### Problem description:
A verbatim repeat of the records beneath this line is needed.
- - -
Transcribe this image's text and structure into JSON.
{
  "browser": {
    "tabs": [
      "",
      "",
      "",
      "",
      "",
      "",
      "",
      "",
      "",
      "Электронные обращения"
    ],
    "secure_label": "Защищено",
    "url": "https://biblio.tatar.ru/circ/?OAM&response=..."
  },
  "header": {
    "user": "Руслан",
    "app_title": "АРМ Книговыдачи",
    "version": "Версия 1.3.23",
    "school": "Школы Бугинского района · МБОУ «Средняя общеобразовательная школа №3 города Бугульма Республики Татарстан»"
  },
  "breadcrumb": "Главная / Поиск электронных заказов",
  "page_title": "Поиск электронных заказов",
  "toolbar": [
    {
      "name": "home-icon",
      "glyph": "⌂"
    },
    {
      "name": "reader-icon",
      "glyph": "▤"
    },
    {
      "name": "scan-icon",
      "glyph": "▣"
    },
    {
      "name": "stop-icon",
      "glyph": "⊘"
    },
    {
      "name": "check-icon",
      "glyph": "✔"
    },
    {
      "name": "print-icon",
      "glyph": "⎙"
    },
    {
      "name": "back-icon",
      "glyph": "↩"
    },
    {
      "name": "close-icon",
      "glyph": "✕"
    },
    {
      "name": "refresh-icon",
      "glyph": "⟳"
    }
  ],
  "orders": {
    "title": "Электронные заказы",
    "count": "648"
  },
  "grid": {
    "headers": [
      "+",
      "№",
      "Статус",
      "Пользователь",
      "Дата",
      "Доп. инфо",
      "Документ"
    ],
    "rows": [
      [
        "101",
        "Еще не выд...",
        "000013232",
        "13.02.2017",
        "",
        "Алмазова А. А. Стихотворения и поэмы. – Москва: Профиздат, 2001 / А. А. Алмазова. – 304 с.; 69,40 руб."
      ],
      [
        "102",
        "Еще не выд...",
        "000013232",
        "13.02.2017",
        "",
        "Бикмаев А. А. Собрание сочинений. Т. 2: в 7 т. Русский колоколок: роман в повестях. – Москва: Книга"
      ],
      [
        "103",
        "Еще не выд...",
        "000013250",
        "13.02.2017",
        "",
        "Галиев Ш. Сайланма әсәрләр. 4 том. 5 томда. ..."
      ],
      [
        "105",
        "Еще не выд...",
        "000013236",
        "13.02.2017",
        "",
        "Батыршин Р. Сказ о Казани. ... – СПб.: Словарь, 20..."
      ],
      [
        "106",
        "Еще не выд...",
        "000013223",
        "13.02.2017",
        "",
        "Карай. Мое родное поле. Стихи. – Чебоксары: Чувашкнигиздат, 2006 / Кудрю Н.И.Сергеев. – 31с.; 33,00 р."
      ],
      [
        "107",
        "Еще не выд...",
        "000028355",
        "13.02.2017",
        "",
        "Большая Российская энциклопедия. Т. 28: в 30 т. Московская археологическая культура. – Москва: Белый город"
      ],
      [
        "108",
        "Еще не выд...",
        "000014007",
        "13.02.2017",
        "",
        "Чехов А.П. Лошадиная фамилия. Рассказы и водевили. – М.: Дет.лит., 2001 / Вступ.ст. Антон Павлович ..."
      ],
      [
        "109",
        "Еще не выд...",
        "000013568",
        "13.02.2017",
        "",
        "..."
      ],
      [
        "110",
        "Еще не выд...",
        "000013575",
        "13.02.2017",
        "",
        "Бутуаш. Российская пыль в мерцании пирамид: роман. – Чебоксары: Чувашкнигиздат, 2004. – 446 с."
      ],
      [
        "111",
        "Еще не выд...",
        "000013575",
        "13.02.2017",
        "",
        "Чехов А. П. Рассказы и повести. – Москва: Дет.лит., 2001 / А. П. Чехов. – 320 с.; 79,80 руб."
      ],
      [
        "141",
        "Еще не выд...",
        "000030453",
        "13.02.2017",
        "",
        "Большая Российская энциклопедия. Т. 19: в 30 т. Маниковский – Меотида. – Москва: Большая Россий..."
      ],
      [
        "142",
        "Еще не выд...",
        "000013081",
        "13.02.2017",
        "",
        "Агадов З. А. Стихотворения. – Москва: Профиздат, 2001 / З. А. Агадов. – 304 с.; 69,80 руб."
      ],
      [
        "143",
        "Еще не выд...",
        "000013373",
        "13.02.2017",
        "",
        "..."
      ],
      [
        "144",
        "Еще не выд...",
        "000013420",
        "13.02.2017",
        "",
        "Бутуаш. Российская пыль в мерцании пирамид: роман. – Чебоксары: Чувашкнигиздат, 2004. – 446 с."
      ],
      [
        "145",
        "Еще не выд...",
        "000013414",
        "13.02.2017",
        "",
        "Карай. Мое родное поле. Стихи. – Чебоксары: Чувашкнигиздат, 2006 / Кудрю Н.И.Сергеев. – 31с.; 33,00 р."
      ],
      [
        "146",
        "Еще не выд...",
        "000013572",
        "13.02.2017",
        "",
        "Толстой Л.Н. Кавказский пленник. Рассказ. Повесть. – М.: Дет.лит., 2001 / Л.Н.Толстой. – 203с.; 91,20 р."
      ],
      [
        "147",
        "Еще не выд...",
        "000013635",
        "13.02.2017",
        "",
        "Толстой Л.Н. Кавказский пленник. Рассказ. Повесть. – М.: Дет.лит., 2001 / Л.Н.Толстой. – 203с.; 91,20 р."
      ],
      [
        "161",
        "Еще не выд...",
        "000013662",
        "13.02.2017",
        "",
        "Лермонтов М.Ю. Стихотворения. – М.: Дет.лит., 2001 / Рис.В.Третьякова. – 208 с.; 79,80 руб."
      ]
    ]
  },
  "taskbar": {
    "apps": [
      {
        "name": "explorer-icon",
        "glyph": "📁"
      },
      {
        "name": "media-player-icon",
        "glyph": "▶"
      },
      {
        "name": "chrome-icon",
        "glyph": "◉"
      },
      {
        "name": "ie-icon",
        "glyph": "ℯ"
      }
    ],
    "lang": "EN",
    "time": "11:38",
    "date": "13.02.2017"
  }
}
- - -
### Response to the task:
Transcribe this image's text and structure into JSON.
{
  "browser": {
    "tabs": [
      "",
      "",
      "",
      "",
      "",
      "",
      "",
      "",
      "",
      "Электронные обращения"
    ],
    "secure_label": "Защищено",
    "url": "https://biblio.tatar.ru/circ/?OAM&response=..."
  },
  "header": {
    "user": "Руслан",
    "app_title": "АРМ Книговыдачи",
    "version": "Версия 1.3.23",
    "school": "Школы Бугинского района · МБОУ «Средняя общеобразовательная школа №3 города Бугульма Республики Татарстан»"
  },
  "breadcrumb": "Главная / Поиск электронных заказов",
  "page_title": "Поиск электронных заказов",
  "toolbar": [
    {
      "name": "home-icon",
      "glyph": "⌂"
    },
    {
      "name": "reader-icon",
      "glyph": "▤"
    },
    {
      "name": "scan-icon",
      "glyph": "▣"
    },
    {
      "name": "stop-icon",
      "glyph": "⊘"
    },
    {
      "name": "check-icon",
      "glyph": "✔"
    },
    {
      "name": "print-icon",
      "glyph": "⎙"
    },
    {
      "name": "back-icon",
      "glyph": "↩"
    },
    {
      "name": "close-icon",
      "glyph": "✕"
    },
    {
      "name": "refresh-icon",
      "glyph": "⟳"
    }
  ],
  "orders": {
    "title": "Электронные заказы",
    "count": "648"
  },
  "grid": {
    "headers": [
      "+",
      "№",
      "Статус",
      "Пользователь",
      "Дата",
      "Доп. инфо",
      "Документ"
    ],
    "rows": [
      [
        "101",
        "Еще не выд...",
        "000013232",
        "13.02.2017",
        "",
        "Алмазова А. А. Стихотворения и поэмы. – Москва: Профиздат, 2001 / А. А. Алмазова. – 304 с.; 69,40 руб."
      ],
      [
        "102",
        "Еще не выд...",
        "000013232",
        "13.02.2017",
        "",
        "Бикмаев А. А. Собрание сочинений. Т. 2: в 7 т. Русский колоколок: роман в повестях. – Москва: Книга"
      ],
      [
        "103",
        "Еще не выд...",
        "000013250",
        "13.02.2017",
        "",
        "Галиев Ш. Сайланма әсәрләр. 4 том. 5 томда. ..."
      ],
      [
        "105",
        "Еще не выд...",
        "000013236",
        "13.02.2017",
        "",
        "Батыршин Р. Сказ о Казани. ... – СПб.: Словарь, 20..."
      ],
      [
        "106",
        "Еще не выд...",
        "000013223",
        "13.02.2017",
        "",
        "Карай. Мое родное поле. Стихи. – Чебоксары: Чувашкнигиздат, 2006 / Кудрю Н.И.Сергеев. – 31с.; 33,00 р."
      ],
      [
        "107",
        "Еще не выд...",
        "000028355",
        "13.02.2017",
        "",
        "Большая Российская энциклопедия. Т. 28: в 30 т. Московская археологическая культура. – Москва: Белый город"
      ],
      [
        "108",
        "Еще не выд...",
        "000014007",
        "13.02.2017",
        "",
        "Чехов А.П. Лошадиная фамилия. Рассказы и водевили. – М.: Дет.лит., 2001 / Вступ.ст. Антон Павлович ..."
      ],
      [
        "109",
        "Еще не выд...",
        "000013568",
        "13.02.2017",
        "",
        "..."
      ],
      [
        "110",
        "Еще не выд...",
        "000013575",
        "13.02.2017",
        "",
        "Бутуаш. Российская пыль в мерцании пирамид: роман. – Чебоксары: Чувашкнигиздат, 2004. – 446 с."
      ],
      [
        "111",
        "Еще не выд...",
        "000013575",
        "13.02.2017",
        "",
        "Чехов А. П. Рассказы и повести. – Москва: Дет.лит., 2001 / А. П. Чехов. – 320 с.; 79,80 руб."
      ],
      [
        "141",
        "Еще не выд...",
        "000030453",
        "13.02.2017",
        "",
        "Большая Российская энциклопедия. Т. 19: в 30 т. Маниковский – Меотида. – Москва: Большая Россий..."
      ],
      [
        "142",
        "Еще не выд...",
        "000013081",
        "13.02.2017",
        "",
        "Агадов З. А. Стихотворения. – Москва: Профиздат, 2001 / З. А. Агадов. – 304 с.; 69,80 руб."
      ],
      [
        "143",
        "Еще не выд...",
        "000013373",
        "13.02.2017",
        "",
        "..."
      ],
      [
        "144",
        "Еще не выд...",
        "000013420",
        "13.02.2017",
        "",
        "Бутуаш. Российская пыль в мерцании пирамид: роман. – Чебоксары: Чувашкнигиздат, 2004. – 446 с."
      ],
      [
        "145",
        "Еще не выд...",
        "000013414",
        "13.02.2017",
        "",
        "Карай. Мое родное поле. Стихи. – Чебоксары: Чувашкнигиздат, 2006 / Кудрю Н.И.Сергеев. – 31с.; 33,00 р."
      ],
      [
        "146",
        "Еще не выд...",
        "000013572",
        "13.02.2017",
        "",
        "Толстой Л.Н. Кавказский пленник. Рассказ. Повесть. – М.: Дет.лит., 2001 / Л.Н.Толстой. – 203с.; 91,20 р."
      ],
      [
        "147",
        "Еще не выд...",
        "000013635",
        "13.02.2017",
        "",
        "Толстой Л.Н. Кавказский пленник. Рассказ. Повесть. – М.: Дет.лит., 2001 / Л.Н.Толстой. – 203с.; 91,20 р."
      ],
      [
        "161",
        "Еще не выд...",
        "000013662",
        "13.02.2017",
        "",
        "Лермонтов М.Ю. Стихотворения. – М.: Дет.лит., 2001 / Рис.В.Третьякова. – 208 с.; 79,80 руб."
      ]
    ]
  },
  "taskbar": {
    "apps": [
      {
        "name": "explorer-icon",
        "glyph": "📁"
      },
      {
        "name": "media-player-icon",
        "glyph": "▶"
      },
      {
        "name": "chrome-icon",
        "glyph": "◉"
      },
      {
        "name": "ie-icon",
        "glyph": "ℯ"
      }
    ],
    "lang": "EN",
    "time": "11:38",
    "date": "13.02.2017"
  }
}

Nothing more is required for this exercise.